EXERCISE OBJECTIVE:
Copy out every entry, keeping each character the same.

*** Block opens ***

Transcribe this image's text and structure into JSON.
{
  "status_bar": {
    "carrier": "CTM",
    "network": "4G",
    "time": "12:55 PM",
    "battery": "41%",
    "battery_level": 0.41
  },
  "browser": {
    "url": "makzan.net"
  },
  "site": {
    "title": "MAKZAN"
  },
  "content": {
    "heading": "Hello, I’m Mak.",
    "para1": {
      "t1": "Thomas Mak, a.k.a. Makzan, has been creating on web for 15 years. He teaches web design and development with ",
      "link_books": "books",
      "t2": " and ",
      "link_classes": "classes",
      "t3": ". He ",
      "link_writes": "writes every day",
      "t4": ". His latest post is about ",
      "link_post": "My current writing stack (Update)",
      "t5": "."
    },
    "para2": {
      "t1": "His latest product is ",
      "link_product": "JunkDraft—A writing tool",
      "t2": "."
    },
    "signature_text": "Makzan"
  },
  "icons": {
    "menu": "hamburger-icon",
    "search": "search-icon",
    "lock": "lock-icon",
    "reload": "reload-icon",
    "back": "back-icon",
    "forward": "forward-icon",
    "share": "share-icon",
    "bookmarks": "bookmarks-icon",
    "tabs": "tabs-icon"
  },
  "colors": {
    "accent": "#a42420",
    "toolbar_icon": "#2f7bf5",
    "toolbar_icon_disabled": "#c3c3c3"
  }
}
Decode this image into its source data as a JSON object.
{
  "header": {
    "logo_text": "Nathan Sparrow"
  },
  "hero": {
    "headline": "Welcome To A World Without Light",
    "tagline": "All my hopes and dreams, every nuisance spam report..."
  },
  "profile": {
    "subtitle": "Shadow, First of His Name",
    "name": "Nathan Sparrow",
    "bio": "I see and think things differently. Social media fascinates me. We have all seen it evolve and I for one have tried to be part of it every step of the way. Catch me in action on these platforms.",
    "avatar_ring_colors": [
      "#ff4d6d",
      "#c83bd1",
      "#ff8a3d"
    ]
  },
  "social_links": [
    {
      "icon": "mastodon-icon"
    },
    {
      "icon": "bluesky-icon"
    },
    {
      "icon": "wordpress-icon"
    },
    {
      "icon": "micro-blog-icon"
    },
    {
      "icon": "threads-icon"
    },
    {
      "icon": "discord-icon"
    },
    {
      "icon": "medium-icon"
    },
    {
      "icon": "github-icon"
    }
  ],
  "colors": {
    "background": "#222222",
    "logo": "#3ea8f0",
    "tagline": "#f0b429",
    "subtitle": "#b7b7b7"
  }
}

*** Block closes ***

ANSWER BOX:
Transcribe this image's text and structure into JSON.
{
  "status_bar": {
    "carrier": "CTM",
    "network": "4G",
    "time": "12:55 PM",
    "battery": "41%",
    "battery_level": 0.41
  },
  "browser": {
    "url": "makzan.net"
  },
  "site": {
    "title": "MAKZAN"
  },
  "content": {
    "heading": "Hello, I’m Mak.",
    "para1": {
      "t1": "Thomas Mak, a.k.a. Makzan, has been creating on web for 15 years. He teaches web design and development with ",
      "link_books": "books",
      "t2": " and ",
      "link_classes": "classes",
      "t3": ". He ",
      "link_writes": "writes every day",
      "t4": ". His latest post is about ",
      "link_post": "My current writing stack (Update)",
      "t5": "."
    },
    "para2": {
      "t1": "His latest product is ",
      "link_product": "JunkDraft—A writing tool",
      "t2": "."
    },
    "signature_text": "Makzan"
  },
  "icons": {
    "menu": "hamburger-icon",
    "search": "search-icon",
    "lock": "lock-icon",
    "reload": "reload-icon",
    "back": "back-icon",
    "forward": "forward-icon",
    "share": "share-icon",
    "bookmarks": "bookmarks-icon",
    "tabs": "tabs-icon"
  },
  "colors": {
    "accent": "#a42420",
    "toolbar_icon": "#2f7bf5",
    "toolbar_icon_disabled": "#c3c3c3"
  }
}
Decode this image into its source data as a JSON object.
{
  "header": {
    "logo_text": "Nathan Sparrow"
  },
  "hero": {
    "headline": "Welcome To A World Without Light",
    "tagline": "All my hopes and dreams, every nuisance spam report..."
  },
  "profile": {
    "subtitle": "Shadow, First of His Name",
    "name": "Nathan Sparrow",
    "bio": "I see and think things differently. Social media fascinates me. We have all seen it evolve and I for one have tried to be part of it every step of the way. Catch me in action on these platforms.",
    "avatar_ring_colors": [
      "#ff4d6d",
      "#c83bd1",
      "#ff8a3d"
    ]
  },
  "social_links": [
    {
      "icon": "mastodon-icon"
    },
    {
      "icon": "bluesky-icon"
    },
    {
      "icon": "wordpress-icon"
    },
    {
      "icon": "micro-blog-icon"
    },
    {
      "icon": "threads-icon"
    },
    {
      "icon": "discord-icon"
    },
    {
      "icon": "medium-icon"
    },
    {
      "icon": "github-icon"
    }
  ],
  "colors": {
    "background": "#222222",
    "logo": "#3ea8f0",
    "tagline": "#f0b429",
    "subtitle": "#b7b7b7"
  }
}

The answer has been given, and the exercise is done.